## EXERCISE
When a line of the entries contains "Ctrl", please list that line.

------ DATA ------

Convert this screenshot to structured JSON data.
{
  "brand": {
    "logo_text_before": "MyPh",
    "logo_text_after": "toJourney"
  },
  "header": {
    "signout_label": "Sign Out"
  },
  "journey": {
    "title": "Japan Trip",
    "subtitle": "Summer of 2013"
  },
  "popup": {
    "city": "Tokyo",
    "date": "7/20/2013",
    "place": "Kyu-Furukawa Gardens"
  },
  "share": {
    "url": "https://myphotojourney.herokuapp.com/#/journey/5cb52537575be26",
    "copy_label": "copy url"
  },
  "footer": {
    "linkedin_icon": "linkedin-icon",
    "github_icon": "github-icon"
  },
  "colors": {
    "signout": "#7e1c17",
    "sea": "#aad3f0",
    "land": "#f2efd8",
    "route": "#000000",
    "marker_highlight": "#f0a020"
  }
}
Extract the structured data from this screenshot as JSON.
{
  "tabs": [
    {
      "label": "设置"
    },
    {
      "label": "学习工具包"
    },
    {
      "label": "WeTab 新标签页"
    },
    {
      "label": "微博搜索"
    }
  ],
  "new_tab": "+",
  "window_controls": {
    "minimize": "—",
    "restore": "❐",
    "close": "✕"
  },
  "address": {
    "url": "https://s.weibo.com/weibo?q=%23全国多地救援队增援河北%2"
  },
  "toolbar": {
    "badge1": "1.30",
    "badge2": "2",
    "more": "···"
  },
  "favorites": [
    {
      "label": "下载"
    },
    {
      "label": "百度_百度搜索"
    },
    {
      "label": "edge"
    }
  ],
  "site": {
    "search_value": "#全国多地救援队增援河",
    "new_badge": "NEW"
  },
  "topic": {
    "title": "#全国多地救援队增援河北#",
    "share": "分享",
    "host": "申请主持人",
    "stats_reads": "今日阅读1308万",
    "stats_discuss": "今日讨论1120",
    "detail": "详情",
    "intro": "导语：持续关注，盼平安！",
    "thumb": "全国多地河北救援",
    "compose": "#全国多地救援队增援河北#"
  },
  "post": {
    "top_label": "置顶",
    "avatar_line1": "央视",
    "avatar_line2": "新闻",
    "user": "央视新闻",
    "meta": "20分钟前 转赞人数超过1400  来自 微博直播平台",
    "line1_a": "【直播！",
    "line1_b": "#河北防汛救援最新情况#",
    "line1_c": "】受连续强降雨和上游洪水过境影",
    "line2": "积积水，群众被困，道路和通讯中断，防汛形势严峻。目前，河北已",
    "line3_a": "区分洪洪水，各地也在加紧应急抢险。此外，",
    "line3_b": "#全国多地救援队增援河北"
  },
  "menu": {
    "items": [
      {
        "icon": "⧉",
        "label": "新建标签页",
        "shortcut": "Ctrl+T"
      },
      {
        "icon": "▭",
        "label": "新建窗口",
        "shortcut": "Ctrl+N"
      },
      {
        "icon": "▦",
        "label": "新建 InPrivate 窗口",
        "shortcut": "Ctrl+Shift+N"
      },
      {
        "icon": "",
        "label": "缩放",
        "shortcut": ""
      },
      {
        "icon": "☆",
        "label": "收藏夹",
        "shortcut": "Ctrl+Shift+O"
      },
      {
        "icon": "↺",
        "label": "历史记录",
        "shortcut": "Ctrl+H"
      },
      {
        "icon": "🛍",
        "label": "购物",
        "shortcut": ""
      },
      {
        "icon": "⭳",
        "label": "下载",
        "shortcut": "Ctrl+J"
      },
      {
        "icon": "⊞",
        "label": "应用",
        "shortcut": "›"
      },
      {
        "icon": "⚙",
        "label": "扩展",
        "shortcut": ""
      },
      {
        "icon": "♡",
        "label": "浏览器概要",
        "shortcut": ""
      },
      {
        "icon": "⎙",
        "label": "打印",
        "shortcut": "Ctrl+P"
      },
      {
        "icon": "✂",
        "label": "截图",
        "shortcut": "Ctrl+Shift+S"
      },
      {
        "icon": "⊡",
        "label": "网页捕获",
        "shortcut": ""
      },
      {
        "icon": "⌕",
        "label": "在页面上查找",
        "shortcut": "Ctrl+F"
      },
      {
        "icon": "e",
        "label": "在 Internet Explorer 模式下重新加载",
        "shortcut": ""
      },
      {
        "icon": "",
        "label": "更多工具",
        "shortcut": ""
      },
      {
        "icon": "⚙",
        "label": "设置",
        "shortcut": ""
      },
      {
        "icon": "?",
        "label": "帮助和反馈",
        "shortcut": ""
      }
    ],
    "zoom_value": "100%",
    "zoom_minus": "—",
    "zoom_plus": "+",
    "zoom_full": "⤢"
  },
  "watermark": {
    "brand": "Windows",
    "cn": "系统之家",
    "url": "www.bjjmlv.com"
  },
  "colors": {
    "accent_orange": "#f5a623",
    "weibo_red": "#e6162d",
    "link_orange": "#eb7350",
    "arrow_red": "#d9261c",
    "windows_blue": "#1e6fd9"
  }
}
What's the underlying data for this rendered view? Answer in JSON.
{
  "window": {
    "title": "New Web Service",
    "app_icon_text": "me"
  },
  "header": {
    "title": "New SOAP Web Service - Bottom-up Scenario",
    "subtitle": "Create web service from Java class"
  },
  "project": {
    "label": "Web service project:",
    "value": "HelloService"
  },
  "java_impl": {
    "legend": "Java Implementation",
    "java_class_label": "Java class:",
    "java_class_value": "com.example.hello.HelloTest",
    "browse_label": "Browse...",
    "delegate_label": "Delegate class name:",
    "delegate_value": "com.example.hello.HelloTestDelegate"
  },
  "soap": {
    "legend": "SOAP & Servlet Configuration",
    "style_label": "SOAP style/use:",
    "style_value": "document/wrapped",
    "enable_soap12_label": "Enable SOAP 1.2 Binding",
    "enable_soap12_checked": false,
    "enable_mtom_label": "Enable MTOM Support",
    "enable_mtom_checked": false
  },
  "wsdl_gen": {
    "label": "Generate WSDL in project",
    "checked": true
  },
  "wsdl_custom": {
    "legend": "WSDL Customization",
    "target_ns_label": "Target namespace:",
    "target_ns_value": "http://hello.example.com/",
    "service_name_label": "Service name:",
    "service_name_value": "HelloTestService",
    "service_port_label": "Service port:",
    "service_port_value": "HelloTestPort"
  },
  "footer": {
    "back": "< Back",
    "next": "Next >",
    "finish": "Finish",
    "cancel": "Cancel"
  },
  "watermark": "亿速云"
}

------

## SOLUTION TO THIS PROBLEM
        "shortcut": "Ctrl+T"
        "shortcut": "Ctrl+N"
        "shortcut": "Ctrl+Shift+N"
        "shortcut": "Ctrl+Shift+O"
        "shortcut": "Ctrl+H"
        "shortcut": "Ctrl+J"
        "shortcut": "Ctrl+P"
        "shortcut": "Ctrl+Shift+S"
        "shortcut": "Ctrl+F"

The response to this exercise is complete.